Published Adding complex component of milk to infant formula confers long-term cognitive benefits for bottle-fed babies (via sciencedaily.com) Original source
New research has shown how a complex component of milk that can be added to infant formula has been shown to confer long-term cognitive benefits, including measures of intelligence and executive function in children.
Published Neonatal stem cells from the heart could treat Crohn's disease (via sciencedaily.com) Original source
Research found that direct injection of neonatal mesenchymal stem cells, derived from heart tissue discarded during surgery, reduces intestinal inflammation and promotes wound healing in a mouse model of Crohn's disease-like ileitis, an illness marked by chronic intestinal inflammation and progressive tissue damage. The study offers a promising new and alternative treatment approach that avoids the pitfalls of current Crohn's disease medications, including diminishing effectiveness, severe side effects and increased risk of gastrointestinal dysfunction.
Published Breastfeeding is associated with a 33% reduction in first-year post-perinatal infant mortality (via sciencedaily.com) Original source
Among nearly 10 million US infants born between 2016 and 2018, breastfed babies were 33% less likely to die during the post-perinatal period (day 7-364) than infants who were not breastfed, reports a new study. The findings build on previous US research with smaller datasets, which documented the association between the initiation of breastfeeding and the reduction of post-perinatal infant mortality by a range of 19% to 26%.
Published Each mom passes unique set of breast milk antibodies to baby (via sciencedaily.com) Original source
Breast milk from each individual contains a unique assemblage of antibodies that are surprisingly stable throughout lactation and across pregnancies, according to a new study.
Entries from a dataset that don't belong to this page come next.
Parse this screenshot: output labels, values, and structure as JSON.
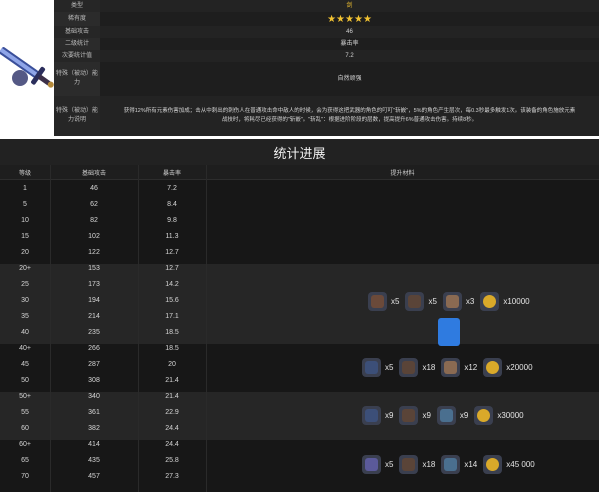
{
  "info": {
    "rows": [
      {
        "key": "类型",
        "value": "剑"
      },
      {
        "key": "稀有度",
        "value": "★★★★★"
      },
      {
        "key": "基础攻击",
        "value": "46"
      },
      {
        "key": "二级统计",
        "value": "暴击率"
      },
      {
        "key": "次要统计值",
        "value": "7.2"
      },
      {
        "key": "特殊（被动）能力",
        "value": "自然顽强"
      },
      {
        "key": "特殊（被动）能力说明",
        "value": "获得12%所有元素伤害加成；击从中刺出的刺伤人在普通攻击命中敌人的时候，会为获得这把武器的角色的叮叮\"斩嵌\"，5%的角色产生层次，每0.3秒最多触发1次。该装备的角色施放元素战技时，将耗尽已经获得的\"斩嵌\"。\"斩乱\"：根据进阶阶段的层数，提高提升6%普通攻击伤害。持续8秒。"
      }
    ]
  },
  "stats": {
    "title": "统计进展",
    "headers": {
      "level": "等级",
      "atk": "基础攻击",
      "crit": "暴击率",
      "materials": "提升材料"
    },
    "rows": [
      {
        "level": "1",
        "atk": "46",
        "crit": "7.2"
      },
      {
        "level": "5",
        "atk": "62",
        "crit": "8.4"
      },
      {
        "level": "10",
        "atk": "82",
        "crit": "9.8"
      },
      {
        "level": "15",
        "atk": "102",
        "crit": "11.3"
      },
      {
        "level": "20",
        "atk": "122",
        "crit": "12.7"
      },
      {
        "level": "20+",
        "atk": "153",
        "crit": "12.7"
      },
      {
        "level": "25",
        "atk": "173",
        "crit": "14.2"
      },
      {
        "level": "30",
        "atk": "194",
        "crit": "15.6"
      },
      {
        "level": "35",
        "atk": "214",
        "crit": "17.1"
      },
      {
        "level": "40",
        "atk": "235",
        "crit": "18.5"
      },
      {
        "level": "40+",
        "atk": "266",
        "crit": "18.5"
      },
      {
        "level": "45",
        "atk": "287",
        "crit": "20"
      },
      {
        "level": "50",
        "atk": "308",
        "crit": "21.4"
      },
      {
        "level": "50+",
        "atk": "340",
        "crit": "21.4"
      },
      {
        "level": "55",
        "atk": "361",
        "crit": "22.9"
      },
      {
        "level": "60",
        "atk": "382",
        "crit": "24.4"
      },
      {
        "level": "60+",
        "atk": "414",
        "crit": "24.4"
      },
      {
        "level": "65",
        "atk": "435",
        "crit": "25.8"
      },
      {
        "level": "70",
        "atk": "457",
        "crit": "27.3"
      }
    ],
    "ascensions": [
      {
        "items": [
          {
            "icon": "brown-scale-icon",
            "color": "#6b4a3a",
            "qty": "x5"
          },
          {
            "icon": "feather-icon",
            "color": "#5a4438",
            "qty": "x5"
          },
          {
            "icon": "shell-icon",
            "color": "#8a6a52",
            "qty": "x3"
          },
          {
            "icon": "mora-coin-icon",
            "color": "#d9a92a",
            "qty": "x10000"
          }
        ]
      },
      {
        "items": [
          {
            "icon": "blue-hook-icon",
            "color": "#3c4f78",
            "qty": "x5"
          },
          {
            "icon": "feather-icon",
            "color": "#5a4438",
            "qty": "x18"
          },
          {
            "icon": "shell-icon",
            "color": "#8a6a52",
            "qty": "x12"
          },
          {
            "icon": "mora-coin-icon",
            "color": "#d9a92a",
            "qty": "x20000"
          }
        ]
      },
      {
        "items": [
          {
            "icon": "blue-hook-icon",
            "color": "#3c4f78",
            "qty": "x9"
          },
          {
            "icon": "feather-icon",
            "color": "#5a4438",
            "qty": "x9"
          },
          {
            "icon": "blue-shell-icon",
            "color": "#4a6f8f",
            "qty": "x9"
          },
          {
            "icon": "mora-coin-icon",
            "color": "#d9a92a",
            "qty": "x30000"
          }
        ]
      },
      {
        "items": [
          {
            "icon": "violet-hook-icon",
            "color": "#5b5a9a",
            "qty": "x5"
          },
          {
            "icon": "feather-icon",
            "color": "#5a4438",
            "qty": "x18"
          },
          {
            "icon": "blue-shell-icon",
            "color": "#4a6f8f",
            "qty": "x14"
          },
          {
            "icon": "mora-coin-icon",
            "color": "#d9a92a",
            "qty": "x45 000"
          }
        ]
      }
    ]
  }
}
Published Nanomedicine for treating inflammatory bowel disease (via sciencedaily.com) Original source
Chronic inflammatory bowel disease (IBD), such as Crohn's disease and ulcerative colitis, is on the rise worldwide. The benefits of current medications are limited by problematic side effects. A research team has now introduced a new method of treatment. It is based on nanoparticles that mimic a special carbohydrate layer (glycocalyx) located on inflamed bowel cells, and which trigger anti-inflammatory effects in the diseased sites in the intestine.
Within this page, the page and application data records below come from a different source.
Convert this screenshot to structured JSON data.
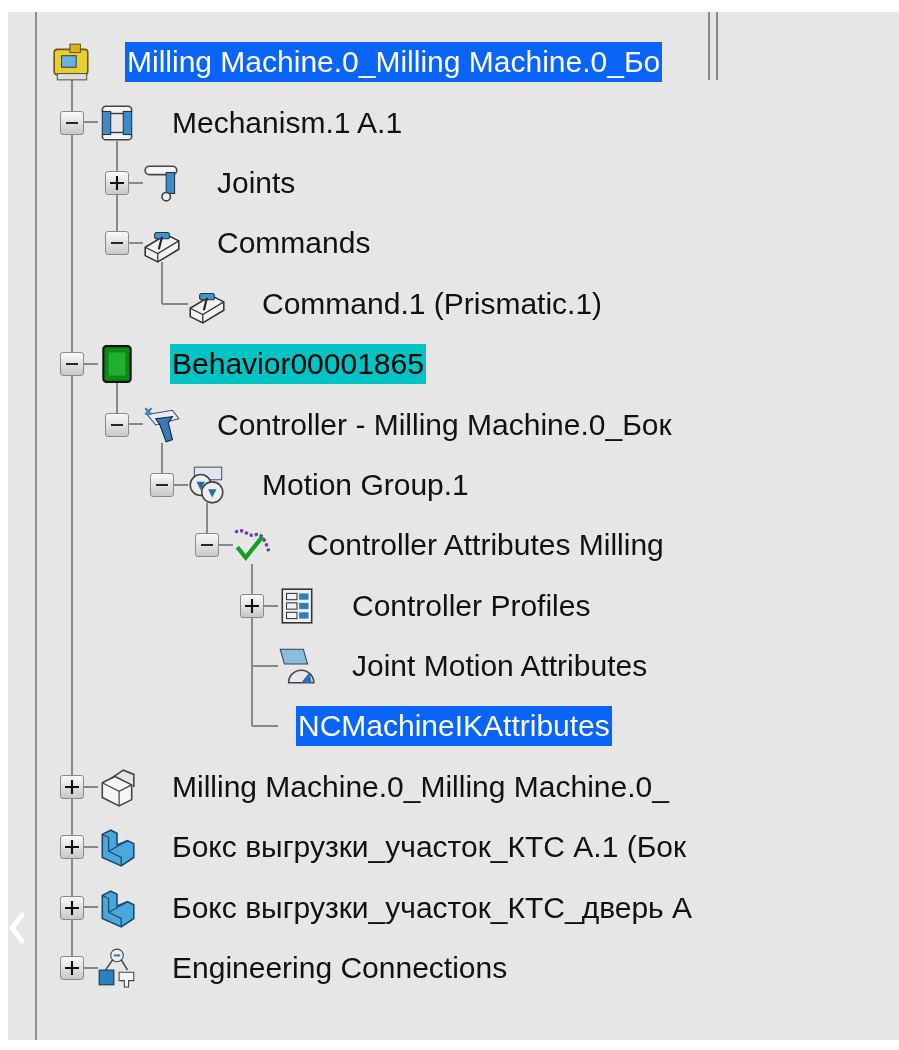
{
  "tree": {
    "label": "Milling Machine.0_Milling Machine.0_Бо",
    "kind": "machine",
    "selected": true,
    "highlighted": false,
    "children": [
      {
        "label": "Mechanism.1 A.1",
        "kind": "linkage",
        "expanded": true,
        "selected": false,
        "highlighted": false,
        "children": [
          {
            "label": "Joints",
            "kind": "link",
            "expanded": false,
            "selected": false,
            "highlighted": false
          },
          {
            "label": "Commands",
            "kind": "slider-box",
            "expanded": true,
            "selected": false,
            "highlighted": false,
            "children": [
              {
                "label": "Command.1 (Prismatic.1)",
                "kind": "slider-box",
                "selected": false,
                "highlighted": false
              }
            ]
          }
        ]
      },
      {
        "label": "Behavior00001865",
        "kind": "chip",
        "expanded": true,
        "selected": false,
        "highlighted": true,
        "children": [
          {
            "label": "Controller - Milling Machine.0_Бок",
            "kind": "robot-arm",
            "expanded": true,
            "selected": false,
            "highlighted": false,
            "children": [
              {
                "label": "Motion Group.1",
                "kind": "dial-pair",
                "expanded": true,
                "selected": false,
                "highlighted": false,
                "children": [
                  {
                    "label": "Controller Attributes Milling",
                    "kind": "checkmark",
                    "expanded": true,
                    "selected": false,
                    "highlighted": false,
                    "children": [
                      {
                        "label": "Controller Profiles",
                        "kind": "list",
                        "expanded": false,
                        "selected": false,
                        "highlighted": false
                      },
                      {
                        "label": "Joint Motion Attributes",
                        "kind": "gauge",
                        "selected": false,
                        "highlighted": false
                      },
                      {
                        "label": "NCMachineIKAttributes",
                        "selected": true,
                        "highlighted": false
                      }
                    ]
                  }
                ]
              }
            ]
          }
        ]
      },
      {
        "label": "Milling Machine.0_Milling Machine.0_",
        "kind": "parts",
        "expanded": false,
        "selected": false,
        "highlighted": false
      },
      {
        "label": "Бокс выгрузки_участок_КТС А.1 (Бок",
        "kind": "part",
        "expanded": false,
        "selected": false,
        "highlighted": false
      },
      {
        "label": "Бокс выгрузки_участок_КТС_дверь А",
        "kind": "part",
        "expanded": false,
        "selected": false,
        "highlighted": false
      },
      {
        "label": "Engineering Connections",
        "kind": "connection",
        "expanded": false,
        "selected": false,
        "highlighted": false
      }
    ]
  }
}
Published Scientists link genes to diet in inflammatory bowel disease (via sciencedaily.com) Original source
A study of the genetic variation that makes mice more susceptible to bowel inflammation after a high-fat diet has identified candidate genes which may drive inflammatory bowel disease (IBD) in humans.